My favorite interview question to ask candidates is: “What happens when you type www.(amazon|google|yahoo).com in your browser and press return?”
While the actual process of serving and rendering a page takes seconds to complete, describing it in real detail can take an hour. A good answer spans every part of the Internet from the client browser & operating system, DNS, through the network, to load balancers, servers, services, storage, down to the operating system & hardware, and all the way back again to the browser. It requires an understanding of TCP/IP, HTTP, & SSL deep enough to describe how connections are managed, how load-balancers work, and how certificates are exchanged and validated… and that’s just the first request!
Web Performance & Operations is an emerging discipline which requires incredible breadth, focusing less on specific technologies and more on how the entire system works together. While people often specialize on particular components, great engineers always think of that component in relation to the whole. The best engineers are able to fly to the 50,000 foot view and see the entire system in motion and then zoom in to microscopic levels and examine the tiny movements of an individual part.
With websites, the introduction of change (for example, a bad database query) can affect (in a bad way) the entire system, not just the component(s) that saw the change. Adding handfuls of milliseconds to a query that’s made often, and you’re now holding page requests up longer. The same thing applies to optimizations as well. Break that [bad] query into two small fast ones, and watch how usage can change all over the system pretty quickly. Databases respond a bit faster, pages get built quicker, which means users click on more links, etc.
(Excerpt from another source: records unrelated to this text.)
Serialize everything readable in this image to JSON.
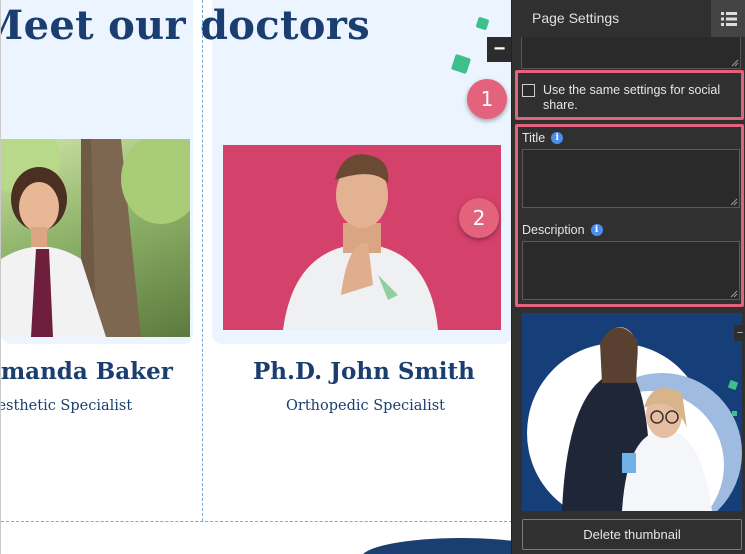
{
  "canvas": {
    "heading": "Meet our doctors",
    "doctors": [
      {
        "name": "Amanda Baker",
        "role": "Aesthetic Specialist"
      },
      {
        "name": "Ph.D. John Smith",
        "role": "Orthopedic Specialist"
      }
    ]
  },
  "callouts": [
    "1",
    "2"
  ],
  "panel": {
    "title": "Page Settings",
    "same_settings_label": "Use the same settings for social share.",
    "same_settings_checked": false,
    "title_label": "Title",
    "title_value": "",
    "description_label": "Description",
    "description_value": "",
    "delete_thumbnail": "Delete thumbnail",
    "thumbnail_close": "−",
    "info_glyph": "i"
  },
  "colors": {
    "heading": "#1a3e70",
    "card_bg": "#ebf4ff",
    "panel_bg": "#303030",
    "highlight": "#e2637b",
    "info": "#4d8cf0",
    "accent_green": "#3ec08a"
  },
  "icons": [
    "list-view-icon",
    "info-icon",
    "minus-icon",
    "checkbox-icon"
  ]
}
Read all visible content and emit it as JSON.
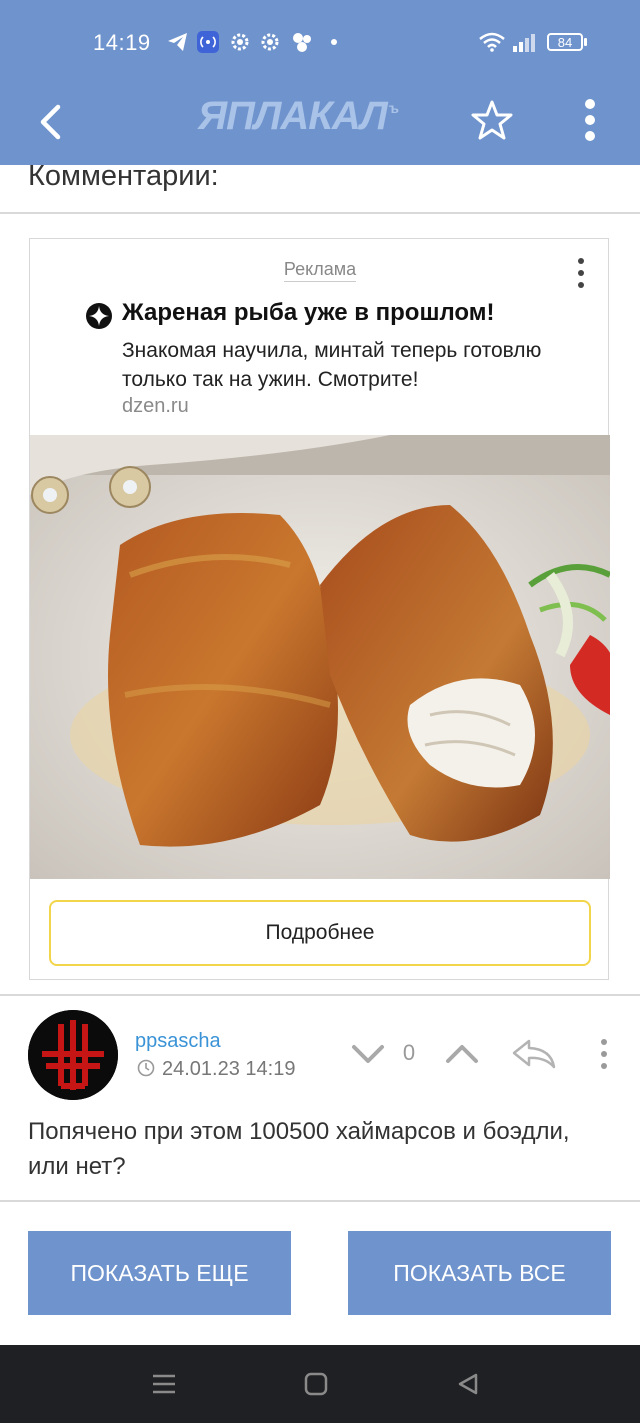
{
  "status_bar": {
    "time": "14:19",
    "battery": "84",
    "icons": [
      "telegram-icon",
      "nfc-icon",
      "gear-icon",
      "gear-icon",
      "cluster-icon",
      "dot-icon",
      "wifi-icon",
      "signal-icon",
      "battery-icon"
    ]
  },
  "app_bar": {
    "logo_text": "ЯПЛАКАЛ",
    "logo_sup": "ъ",
    "back_icon": "back-arrow-icon",
    "favorite_icon": "star-icon",
    "menu_icon": "kebab-menu-icon"
  },
  "comments_header": "Комментарии:",
  "ad": {
    "label": "Реклама",
    "title": "Жареная рыба уже в прошлом!",
    "description": "Знакомая научила, минтай теперь готовлю только так на ужин. Смотрите!",
    "domain": "dzen.ru",
    "cta": "Подробнее",
    "cta_border_color": "#f2d54a"
  },
  "comment": {
    "username": "ppsascha",
    "date": "24.01.23 14:19",
    "votes": "0",
    "text": "Попячено при этом 100500 хаймарсов и боэдли, или нет?"
  },
  "buttons": {
    "show_more": "ПОКАЗАТЬ ЕЩЕ",
    "show_all": "ПОКАЗАТЬ ВСЕ"
  },
  "colors": {
    "accent": "#6f93cc",
    "username": "#3a93d6",
    "nav_bar": "#1f2023"
  }
}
This second-order effect of optimization is probably pretty familiar to those of us running sites of decent scale.
Working with these systems requires an understanding not only of the way technology interacts, but the way that people do as well. The structure, operation, and development of a website mirrors the organization that creates it, which is why so many people in WebOps focus on understanding and improving management culture & process.
Organizing a conference like Velocity is a wonderful challenge because it requires the same sort of thinking. We focus on the big concepts that everyone needs to know and then go deep into the technologies that change our understanding of the system. We find ways to share the unique experience that can only be gained by operating at scale. We make it safe to share as much of the “Secret Sauce” as we can.